Wednesday, December 14, 2005

Got Freedom?

Today, December 15, is the anniversary of the ratification of the Bill of Rights - you know, the first ten amendments to the Constitution... you know, free speech, freedom to worship, right to bear arms, freedom from unreasonable searches and seizures, no quartering of troops in homes, etc. You know, don't you?

Ratified December 15, 1791. God Bless America.

Saturday, December 10, 2005

Eugene McCarthy, R.I.P.

Eugene McCarthy, a champion of freedom, died today at the age of 89.

McCarthy opposed the Vietnam War early, and his 1968 presidential candidacy on a peace platform knocked Lyndon Johnson out of the race, and hence the presidency.

He was a plaintiff in Buckley v. Valeo, challenging campaign finance regulations, and remained a perceptive and colorful critic of these regulations throughout his life. McCarthy is usually credited with being the first to note that, "the Founding Fathers pledged their 'lives, fortunes, and sacred honor' to the cause of liberty, not their 'Lives, sacred honor, and fortunes up to $1000 per annum.'" He was also a sharp critic of taxpayer funded campaigns, frequently pointing out that the founders, "did not go and ask King George for matching funds."

In recent years, he was critical of government excesses in the War on Terror, without joining the over-the-top Michael Moore crowd. And McCarthy was too much of a gentleman to be sucked in to the nasty rhetoric of such people. He always assumed the best motives in his opponents, and treated opposing arguments fairly and with respect.

He will be missed. R.I.P.

Saturday, December 03, 2005

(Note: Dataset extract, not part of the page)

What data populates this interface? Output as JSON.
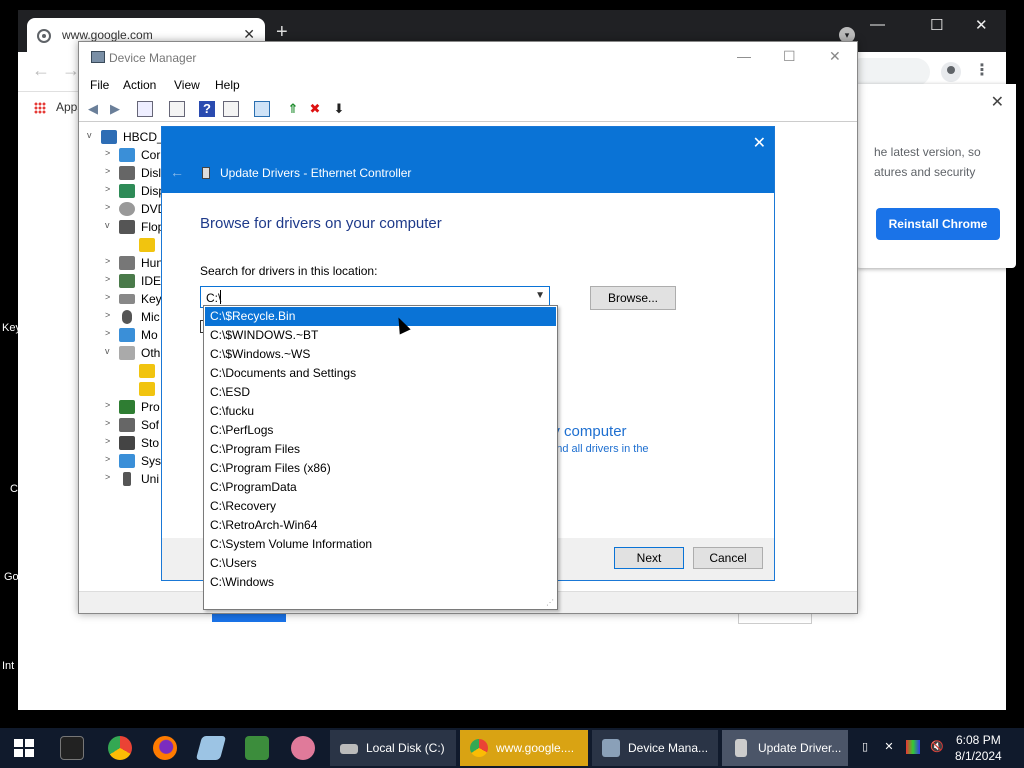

Congress fiddles while Rome burns

Talk about a time waster.

  • The Skeptic
  • Andrew Sullivan
  • Michael Barone
  • The New Republic
  • National Review
  • Democracy Project
  • Bob Bauer
  • Center for Competitive Politics
  • Ryan Sager
  • Going to the Matt
  • Professor Bainbridge
  • Volokh Conspiracy
  • Mystery Pollster
  • Amitai Etzioni
  • Alexander Chrenkoff
  • Middle East Media Research Institute
  • Right Democrat
  • Democrats for Life